• [Goal of the exercise]:
Scan the material below for "неопор", then return each line that contains it.
□ □ □ □
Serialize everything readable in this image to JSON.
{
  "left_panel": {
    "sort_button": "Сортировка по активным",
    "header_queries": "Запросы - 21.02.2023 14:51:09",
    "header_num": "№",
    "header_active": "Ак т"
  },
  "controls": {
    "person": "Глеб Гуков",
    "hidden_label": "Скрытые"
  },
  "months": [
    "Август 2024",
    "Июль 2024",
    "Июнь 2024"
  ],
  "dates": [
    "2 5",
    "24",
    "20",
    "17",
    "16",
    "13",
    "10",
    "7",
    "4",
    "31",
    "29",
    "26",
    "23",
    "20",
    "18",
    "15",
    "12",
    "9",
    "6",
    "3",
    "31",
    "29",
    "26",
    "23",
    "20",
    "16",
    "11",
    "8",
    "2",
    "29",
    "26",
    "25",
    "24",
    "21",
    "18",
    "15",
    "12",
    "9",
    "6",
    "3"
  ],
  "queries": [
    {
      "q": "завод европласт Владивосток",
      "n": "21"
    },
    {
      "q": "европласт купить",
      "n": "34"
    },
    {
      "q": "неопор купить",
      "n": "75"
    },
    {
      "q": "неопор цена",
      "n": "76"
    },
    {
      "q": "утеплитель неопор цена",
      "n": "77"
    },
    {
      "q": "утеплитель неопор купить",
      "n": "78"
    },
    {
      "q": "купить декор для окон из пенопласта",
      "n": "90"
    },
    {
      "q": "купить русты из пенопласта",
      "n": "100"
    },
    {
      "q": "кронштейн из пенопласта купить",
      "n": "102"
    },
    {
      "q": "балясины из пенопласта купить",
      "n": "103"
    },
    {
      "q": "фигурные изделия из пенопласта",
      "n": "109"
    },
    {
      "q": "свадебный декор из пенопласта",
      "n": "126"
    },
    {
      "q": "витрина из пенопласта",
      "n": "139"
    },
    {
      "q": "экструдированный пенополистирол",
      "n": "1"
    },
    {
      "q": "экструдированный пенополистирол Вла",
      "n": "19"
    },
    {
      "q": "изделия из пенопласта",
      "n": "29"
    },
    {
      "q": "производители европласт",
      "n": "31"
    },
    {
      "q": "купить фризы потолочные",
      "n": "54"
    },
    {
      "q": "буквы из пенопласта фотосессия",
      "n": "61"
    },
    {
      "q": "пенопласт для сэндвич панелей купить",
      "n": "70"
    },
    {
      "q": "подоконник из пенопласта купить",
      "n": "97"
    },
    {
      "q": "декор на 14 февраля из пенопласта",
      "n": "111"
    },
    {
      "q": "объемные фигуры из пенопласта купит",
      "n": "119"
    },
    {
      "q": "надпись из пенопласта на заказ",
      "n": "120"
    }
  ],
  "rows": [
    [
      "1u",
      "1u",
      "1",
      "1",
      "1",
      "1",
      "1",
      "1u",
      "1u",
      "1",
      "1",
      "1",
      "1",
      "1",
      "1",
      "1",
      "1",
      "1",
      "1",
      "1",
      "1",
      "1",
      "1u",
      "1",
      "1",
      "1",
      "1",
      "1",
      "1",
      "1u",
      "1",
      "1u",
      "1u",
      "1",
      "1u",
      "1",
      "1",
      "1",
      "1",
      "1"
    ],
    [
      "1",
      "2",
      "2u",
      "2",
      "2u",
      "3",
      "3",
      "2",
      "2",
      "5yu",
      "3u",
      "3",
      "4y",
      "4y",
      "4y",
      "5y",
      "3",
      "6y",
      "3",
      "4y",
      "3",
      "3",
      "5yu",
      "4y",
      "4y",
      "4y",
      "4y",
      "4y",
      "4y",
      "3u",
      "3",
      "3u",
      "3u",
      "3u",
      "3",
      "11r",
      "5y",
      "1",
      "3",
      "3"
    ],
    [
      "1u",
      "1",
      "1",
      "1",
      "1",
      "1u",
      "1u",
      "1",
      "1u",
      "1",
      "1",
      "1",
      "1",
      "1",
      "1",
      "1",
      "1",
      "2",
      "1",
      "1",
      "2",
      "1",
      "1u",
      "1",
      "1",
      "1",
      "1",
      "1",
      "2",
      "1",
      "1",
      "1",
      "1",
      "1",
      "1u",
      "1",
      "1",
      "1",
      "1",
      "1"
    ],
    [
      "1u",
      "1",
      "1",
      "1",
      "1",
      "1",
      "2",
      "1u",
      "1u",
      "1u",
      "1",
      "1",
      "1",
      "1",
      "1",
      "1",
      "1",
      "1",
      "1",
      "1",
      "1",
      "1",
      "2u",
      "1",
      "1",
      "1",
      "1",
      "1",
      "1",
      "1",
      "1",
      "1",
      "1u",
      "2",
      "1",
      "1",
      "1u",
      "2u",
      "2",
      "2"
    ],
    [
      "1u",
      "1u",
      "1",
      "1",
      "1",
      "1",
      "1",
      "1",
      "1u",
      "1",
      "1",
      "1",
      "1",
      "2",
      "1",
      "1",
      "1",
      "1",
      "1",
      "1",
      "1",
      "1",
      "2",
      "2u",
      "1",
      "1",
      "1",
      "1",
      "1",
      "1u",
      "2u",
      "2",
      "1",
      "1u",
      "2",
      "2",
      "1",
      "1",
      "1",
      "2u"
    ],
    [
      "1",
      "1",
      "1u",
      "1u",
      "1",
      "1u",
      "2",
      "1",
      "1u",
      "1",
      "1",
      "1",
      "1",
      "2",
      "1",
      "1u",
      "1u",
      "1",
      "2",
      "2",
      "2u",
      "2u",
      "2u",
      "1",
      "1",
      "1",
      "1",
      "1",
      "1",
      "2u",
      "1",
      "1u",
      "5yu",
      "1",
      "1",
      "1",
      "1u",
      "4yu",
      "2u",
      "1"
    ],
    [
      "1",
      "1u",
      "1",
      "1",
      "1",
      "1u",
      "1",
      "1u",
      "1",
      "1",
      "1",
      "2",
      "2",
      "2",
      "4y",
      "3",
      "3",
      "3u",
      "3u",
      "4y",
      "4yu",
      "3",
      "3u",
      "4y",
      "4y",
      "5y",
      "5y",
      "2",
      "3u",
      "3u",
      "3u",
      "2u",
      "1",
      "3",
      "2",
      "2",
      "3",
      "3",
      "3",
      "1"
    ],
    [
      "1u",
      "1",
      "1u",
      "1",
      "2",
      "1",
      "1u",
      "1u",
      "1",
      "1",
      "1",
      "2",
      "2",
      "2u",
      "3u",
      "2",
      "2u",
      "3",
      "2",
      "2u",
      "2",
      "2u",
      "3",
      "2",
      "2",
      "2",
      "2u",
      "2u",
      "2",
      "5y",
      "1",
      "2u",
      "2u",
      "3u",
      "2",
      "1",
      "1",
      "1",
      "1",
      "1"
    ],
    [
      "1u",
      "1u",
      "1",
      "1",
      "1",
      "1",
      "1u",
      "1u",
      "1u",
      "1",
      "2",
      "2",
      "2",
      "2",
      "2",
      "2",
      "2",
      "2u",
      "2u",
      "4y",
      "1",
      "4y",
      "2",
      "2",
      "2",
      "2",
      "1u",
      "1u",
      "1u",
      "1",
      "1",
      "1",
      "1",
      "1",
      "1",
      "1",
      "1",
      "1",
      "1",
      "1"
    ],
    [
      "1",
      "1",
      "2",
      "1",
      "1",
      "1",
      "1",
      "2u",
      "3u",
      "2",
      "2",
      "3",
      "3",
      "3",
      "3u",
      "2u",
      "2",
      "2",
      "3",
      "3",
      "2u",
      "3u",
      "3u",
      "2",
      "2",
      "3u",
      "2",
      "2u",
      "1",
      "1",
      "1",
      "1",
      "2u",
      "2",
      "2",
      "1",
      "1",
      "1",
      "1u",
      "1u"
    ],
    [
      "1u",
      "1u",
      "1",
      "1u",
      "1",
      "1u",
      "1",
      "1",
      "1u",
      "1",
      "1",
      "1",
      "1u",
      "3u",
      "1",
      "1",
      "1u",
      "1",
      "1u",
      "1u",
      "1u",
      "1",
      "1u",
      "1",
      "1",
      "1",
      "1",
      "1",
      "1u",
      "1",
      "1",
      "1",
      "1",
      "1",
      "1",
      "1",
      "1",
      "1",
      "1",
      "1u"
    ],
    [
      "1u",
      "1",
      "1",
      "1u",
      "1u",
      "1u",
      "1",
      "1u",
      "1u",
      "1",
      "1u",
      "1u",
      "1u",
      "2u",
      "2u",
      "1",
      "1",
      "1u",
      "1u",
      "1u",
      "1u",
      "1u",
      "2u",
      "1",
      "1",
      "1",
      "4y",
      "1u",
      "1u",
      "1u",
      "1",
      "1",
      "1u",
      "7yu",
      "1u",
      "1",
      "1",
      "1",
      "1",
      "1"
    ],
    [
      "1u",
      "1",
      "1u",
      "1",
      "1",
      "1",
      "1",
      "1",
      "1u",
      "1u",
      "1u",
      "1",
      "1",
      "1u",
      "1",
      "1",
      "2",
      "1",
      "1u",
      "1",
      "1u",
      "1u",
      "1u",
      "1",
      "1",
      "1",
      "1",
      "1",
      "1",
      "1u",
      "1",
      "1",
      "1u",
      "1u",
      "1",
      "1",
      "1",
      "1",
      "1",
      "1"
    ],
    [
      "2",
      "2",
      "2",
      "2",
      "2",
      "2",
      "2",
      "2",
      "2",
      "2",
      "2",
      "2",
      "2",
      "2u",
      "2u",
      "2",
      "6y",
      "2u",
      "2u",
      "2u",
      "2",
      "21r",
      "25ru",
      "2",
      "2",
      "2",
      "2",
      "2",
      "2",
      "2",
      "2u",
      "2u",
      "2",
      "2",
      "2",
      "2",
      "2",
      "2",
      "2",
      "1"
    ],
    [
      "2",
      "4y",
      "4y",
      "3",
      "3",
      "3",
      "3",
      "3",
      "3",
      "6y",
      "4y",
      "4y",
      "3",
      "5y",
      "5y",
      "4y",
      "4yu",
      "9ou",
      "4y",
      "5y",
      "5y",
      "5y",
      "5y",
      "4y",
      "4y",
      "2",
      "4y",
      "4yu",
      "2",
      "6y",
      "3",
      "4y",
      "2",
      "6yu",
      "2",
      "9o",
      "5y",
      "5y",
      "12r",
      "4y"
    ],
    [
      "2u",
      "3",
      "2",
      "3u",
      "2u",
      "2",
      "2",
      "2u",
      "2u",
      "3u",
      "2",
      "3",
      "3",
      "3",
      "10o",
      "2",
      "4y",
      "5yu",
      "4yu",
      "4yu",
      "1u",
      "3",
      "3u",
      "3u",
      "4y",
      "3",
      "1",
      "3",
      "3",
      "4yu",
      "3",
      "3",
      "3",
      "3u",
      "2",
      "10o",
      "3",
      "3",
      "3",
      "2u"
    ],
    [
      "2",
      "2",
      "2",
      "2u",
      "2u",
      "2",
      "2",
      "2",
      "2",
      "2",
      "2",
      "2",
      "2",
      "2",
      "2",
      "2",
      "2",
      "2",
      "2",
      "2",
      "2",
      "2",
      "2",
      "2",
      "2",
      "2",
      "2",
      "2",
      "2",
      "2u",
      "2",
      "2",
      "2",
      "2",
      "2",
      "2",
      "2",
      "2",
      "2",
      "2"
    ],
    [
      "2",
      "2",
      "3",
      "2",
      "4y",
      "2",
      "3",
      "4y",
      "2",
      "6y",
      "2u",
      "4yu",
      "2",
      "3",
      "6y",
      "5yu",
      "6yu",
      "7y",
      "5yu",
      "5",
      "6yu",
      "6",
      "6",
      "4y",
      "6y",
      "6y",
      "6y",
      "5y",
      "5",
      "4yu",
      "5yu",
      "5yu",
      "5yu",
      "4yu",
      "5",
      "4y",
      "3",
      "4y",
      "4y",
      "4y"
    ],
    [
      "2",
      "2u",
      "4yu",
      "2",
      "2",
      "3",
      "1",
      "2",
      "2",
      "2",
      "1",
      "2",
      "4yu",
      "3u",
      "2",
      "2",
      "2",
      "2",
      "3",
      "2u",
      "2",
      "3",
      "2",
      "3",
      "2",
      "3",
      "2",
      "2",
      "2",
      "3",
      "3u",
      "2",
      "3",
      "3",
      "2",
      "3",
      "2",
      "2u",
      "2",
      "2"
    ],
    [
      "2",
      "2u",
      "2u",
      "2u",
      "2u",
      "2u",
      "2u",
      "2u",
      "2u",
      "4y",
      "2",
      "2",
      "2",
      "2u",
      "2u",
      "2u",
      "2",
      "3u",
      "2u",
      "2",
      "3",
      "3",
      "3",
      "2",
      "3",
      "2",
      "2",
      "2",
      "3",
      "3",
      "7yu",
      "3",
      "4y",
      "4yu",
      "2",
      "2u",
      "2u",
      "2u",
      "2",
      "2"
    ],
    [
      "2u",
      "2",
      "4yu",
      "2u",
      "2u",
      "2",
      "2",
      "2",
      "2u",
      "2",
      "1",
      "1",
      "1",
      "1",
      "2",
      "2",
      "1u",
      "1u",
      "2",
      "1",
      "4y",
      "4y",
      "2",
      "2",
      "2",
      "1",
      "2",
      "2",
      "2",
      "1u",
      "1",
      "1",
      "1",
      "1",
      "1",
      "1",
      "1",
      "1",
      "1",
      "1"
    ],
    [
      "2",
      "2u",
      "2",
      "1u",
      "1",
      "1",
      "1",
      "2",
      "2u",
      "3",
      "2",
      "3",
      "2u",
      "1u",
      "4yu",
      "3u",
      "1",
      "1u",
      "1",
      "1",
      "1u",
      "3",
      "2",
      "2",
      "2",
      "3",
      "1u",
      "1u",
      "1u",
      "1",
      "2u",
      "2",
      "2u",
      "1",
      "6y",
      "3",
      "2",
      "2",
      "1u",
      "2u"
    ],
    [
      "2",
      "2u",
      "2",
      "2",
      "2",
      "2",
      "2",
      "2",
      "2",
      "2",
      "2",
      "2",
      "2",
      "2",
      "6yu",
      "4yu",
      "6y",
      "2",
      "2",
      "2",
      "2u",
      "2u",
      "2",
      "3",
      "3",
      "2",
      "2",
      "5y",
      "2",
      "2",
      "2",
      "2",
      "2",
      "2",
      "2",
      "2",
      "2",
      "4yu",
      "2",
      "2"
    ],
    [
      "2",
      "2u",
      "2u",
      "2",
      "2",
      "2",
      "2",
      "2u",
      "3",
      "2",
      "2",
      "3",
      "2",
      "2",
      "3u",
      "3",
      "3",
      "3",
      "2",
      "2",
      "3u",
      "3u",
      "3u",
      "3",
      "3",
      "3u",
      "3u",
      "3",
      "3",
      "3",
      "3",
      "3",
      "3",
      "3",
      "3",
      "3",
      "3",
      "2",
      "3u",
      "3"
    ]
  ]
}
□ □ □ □
• [Solution to this problem]:
      "q": "неопор купить",
      "q": "неопор цена",
      "q": "утеплитель неопор цена",
      "q": "утеплитель неопор купить",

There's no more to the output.